TASK REQUIREMENTS
All of the data, except its images, should be set down exactly as it appears.

App and web page records
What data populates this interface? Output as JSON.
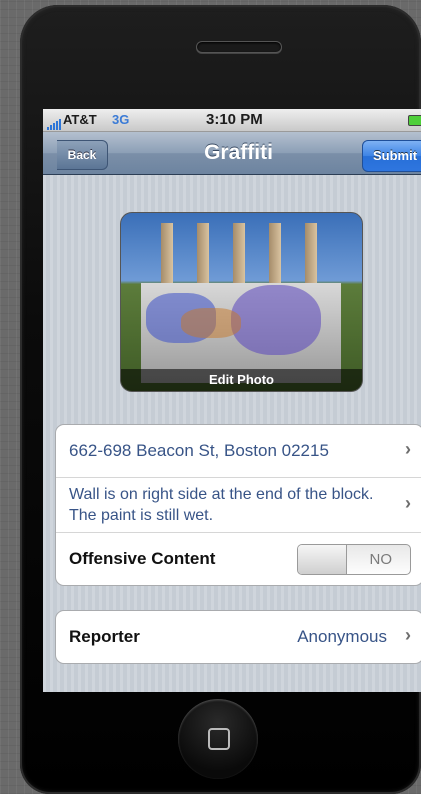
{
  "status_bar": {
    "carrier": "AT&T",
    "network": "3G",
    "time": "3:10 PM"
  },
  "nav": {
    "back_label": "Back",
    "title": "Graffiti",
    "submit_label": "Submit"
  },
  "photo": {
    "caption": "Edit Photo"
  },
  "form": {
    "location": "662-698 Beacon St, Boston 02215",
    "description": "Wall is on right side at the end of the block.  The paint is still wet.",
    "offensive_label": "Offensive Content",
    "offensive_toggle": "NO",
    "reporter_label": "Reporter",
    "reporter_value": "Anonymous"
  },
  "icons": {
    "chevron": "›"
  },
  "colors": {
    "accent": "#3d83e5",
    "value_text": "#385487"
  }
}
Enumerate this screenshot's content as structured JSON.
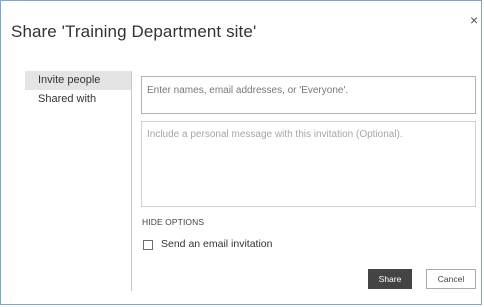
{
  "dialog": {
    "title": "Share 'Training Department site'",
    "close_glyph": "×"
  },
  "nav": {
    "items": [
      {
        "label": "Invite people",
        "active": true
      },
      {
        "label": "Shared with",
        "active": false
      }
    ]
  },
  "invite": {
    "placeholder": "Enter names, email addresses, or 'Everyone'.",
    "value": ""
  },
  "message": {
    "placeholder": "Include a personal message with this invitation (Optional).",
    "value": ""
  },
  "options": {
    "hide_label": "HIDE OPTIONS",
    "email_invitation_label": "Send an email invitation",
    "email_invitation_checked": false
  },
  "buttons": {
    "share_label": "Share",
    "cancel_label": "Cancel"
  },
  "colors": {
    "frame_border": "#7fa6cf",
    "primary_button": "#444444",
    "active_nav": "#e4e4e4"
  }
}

TASK SOLUTION
What data populates this interface? Output as JSON.
{
  "status_bar": {
    "carrier": "AT&T",
    "network": "3G",
    "time": "3:10 PM"
  },
  "nav": {
    "back_label": "Back",
    "title": "Graffiti",
    "submit_label": "Submit"
  },
  "photo": {
    "caption": "Edit Photo"
  },
  "form": {
    "location": "662-698 Beacon St, Boston 02215",
    "description": "Wall is on right side at the end of the block.  The paint is still wet.",
    "offensive_label": "Offensive Content",
    "offensive_toggle": "NO",
    "reporter_label": "Reporter",
    "reporter_value": "Anonymous"
  },
  "icons": {
    "chevron": "›"
  },
  "colors": {
    "accent": "#3d83e5",
    "value_text": "#385487"
  }
}
Enumerate this screenshot's content as structured JSON.
{
  "dialog": {
    "title": "Share 'Training Department site'",
    "close_glyph": "×"
  },
  "nav": {
    "items": [
      {
        "label": "Invite people",
        "active": true
      },
      {
        "label": "Shared with",
        "active": false
      }
    ]
  },
  "invite": {
    "placeholder": "Enter names, email addresses, or 'Everyone'.",
    "value": ""
  },
  "message": {
    "placeholder": "Include a personal message with this invitation (Optional).",
    "value": ""
  },
  "options": {
    "hide_label": "HIDE OPTIONS",
    "email_invitation_label": "Send an email invitation",
    "email_invitation_checked": false
  },
  "buttons": {
    "share_label": "Share",
    "cancel_label": "Cancel"
  },
  "colors": {
    "frame_border": "#7fa6cf",
    "primary_button": "#444444",
    "active_nav": "#e4e4e4"
  }
}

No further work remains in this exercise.